Microsoft decided to start rolling out end-to-end encryption (E2EE) support for Microsoft Teams Calls in the public preview channel.
While it might seem that every major company provides end-to-end encryption, the truth is a little complicated. The technical challenges of system-wide enablement of end-to-end encryption, especially for software used by many people, can’t be ignored. That’s also why the feature first arrived in the preview channel, and it’s up to IT admins and users to actually turn it on.
“We’re rolling out this preview of E2EE for unscheduled one-to-one calls today,” said the company. “When both parties in a one-to-one call turn on E2EE, the communication between those two parties in the call is encrypted from end-to-end. No other party, including Microsoft, has access to the decrypted conversation.”
“With this release, only the real-time media flow, that is, video and voice data, for one-to-one Teams calls are end-to-end encrypted. Both parties must turn on this setting to enable end-to-end encryption. Encryption in Microsoft 365 protects chat, file sharing, presence, and other content in the call,” the company added.
If the IT admins or users activate end-to-end encryption, they will see the small lock icon in the top right corner, which will display a security code. If both parties see the same code, encryption is working.
Please keep in mind that, for now, it’s in the public preview ring, which means that it’s not available for everyone. It’s also not enabled by default, so it’s up to IT admins and users to actually make use of it.
It’s worth noting that end-to-end encryption will limit the use of some features, which includes:
- Live caption and transcription
- Call transfer (blind, safe, and consult)

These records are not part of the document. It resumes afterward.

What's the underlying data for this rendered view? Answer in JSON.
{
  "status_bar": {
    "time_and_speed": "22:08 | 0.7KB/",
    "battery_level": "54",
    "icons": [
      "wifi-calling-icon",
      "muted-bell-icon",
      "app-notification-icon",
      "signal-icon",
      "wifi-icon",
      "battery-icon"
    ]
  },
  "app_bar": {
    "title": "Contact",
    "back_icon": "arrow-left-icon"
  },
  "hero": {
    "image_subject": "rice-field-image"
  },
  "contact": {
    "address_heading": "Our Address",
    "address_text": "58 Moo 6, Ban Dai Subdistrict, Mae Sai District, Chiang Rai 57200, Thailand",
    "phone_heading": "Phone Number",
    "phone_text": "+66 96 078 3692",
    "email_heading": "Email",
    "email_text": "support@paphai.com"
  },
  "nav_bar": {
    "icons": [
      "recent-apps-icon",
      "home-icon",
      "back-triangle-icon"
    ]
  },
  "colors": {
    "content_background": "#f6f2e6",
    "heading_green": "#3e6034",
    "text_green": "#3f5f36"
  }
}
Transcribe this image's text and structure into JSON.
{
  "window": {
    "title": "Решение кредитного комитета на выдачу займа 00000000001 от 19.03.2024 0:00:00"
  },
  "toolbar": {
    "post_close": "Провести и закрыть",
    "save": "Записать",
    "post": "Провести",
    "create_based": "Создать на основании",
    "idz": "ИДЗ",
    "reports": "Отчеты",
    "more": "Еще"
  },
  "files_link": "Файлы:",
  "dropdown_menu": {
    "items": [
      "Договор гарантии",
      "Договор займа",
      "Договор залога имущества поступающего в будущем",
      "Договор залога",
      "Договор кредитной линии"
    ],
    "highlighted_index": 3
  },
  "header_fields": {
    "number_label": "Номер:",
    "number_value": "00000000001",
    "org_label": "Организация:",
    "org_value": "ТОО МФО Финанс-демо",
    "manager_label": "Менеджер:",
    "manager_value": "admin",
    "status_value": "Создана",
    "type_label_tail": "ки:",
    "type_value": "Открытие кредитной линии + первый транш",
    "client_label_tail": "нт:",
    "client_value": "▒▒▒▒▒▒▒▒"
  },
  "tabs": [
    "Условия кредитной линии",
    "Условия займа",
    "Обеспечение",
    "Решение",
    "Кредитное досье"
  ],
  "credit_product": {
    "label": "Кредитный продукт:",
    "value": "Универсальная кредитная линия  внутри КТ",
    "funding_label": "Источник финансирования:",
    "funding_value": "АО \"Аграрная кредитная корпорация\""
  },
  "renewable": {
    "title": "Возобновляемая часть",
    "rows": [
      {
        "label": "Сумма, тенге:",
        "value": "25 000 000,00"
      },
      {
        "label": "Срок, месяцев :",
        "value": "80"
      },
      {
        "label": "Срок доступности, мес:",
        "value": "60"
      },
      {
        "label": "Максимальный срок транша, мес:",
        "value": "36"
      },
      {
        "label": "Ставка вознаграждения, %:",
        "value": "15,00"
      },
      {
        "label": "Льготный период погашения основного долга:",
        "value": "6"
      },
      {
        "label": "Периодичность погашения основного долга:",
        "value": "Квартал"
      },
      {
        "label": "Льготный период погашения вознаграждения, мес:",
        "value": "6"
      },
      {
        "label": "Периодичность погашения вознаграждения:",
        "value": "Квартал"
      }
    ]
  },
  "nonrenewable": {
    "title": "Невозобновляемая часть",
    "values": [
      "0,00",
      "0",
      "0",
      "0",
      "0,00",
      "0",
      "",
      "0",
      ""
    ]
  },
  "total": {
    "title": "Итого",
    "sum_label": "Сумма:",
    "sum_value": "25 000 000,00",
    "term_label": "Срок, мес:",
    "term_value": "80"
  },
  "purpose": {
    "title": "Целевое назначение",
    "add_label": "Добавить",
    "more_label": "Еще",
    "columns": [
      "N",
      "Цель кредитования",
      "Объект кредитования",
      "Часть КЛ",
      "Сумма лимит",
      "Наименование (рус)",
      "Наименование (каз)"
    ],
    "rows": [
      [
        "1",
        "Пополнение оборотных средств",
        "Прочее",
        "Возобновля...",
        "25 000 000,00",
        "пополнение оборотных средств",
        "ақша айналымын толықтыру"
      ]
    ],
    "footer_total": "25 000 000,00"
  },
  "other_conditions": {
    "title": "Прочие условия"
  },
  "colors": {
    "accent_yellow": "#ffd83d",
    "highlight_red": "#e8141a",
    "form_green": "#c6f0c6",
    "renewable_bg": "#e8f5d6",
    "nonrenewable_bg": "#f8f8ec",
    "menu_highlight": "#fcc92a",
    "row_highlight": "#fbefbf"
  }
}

- Call Park
- Call Merge
- Call Companion and transfer to another device
- Add participant to make the one-to-one call a group call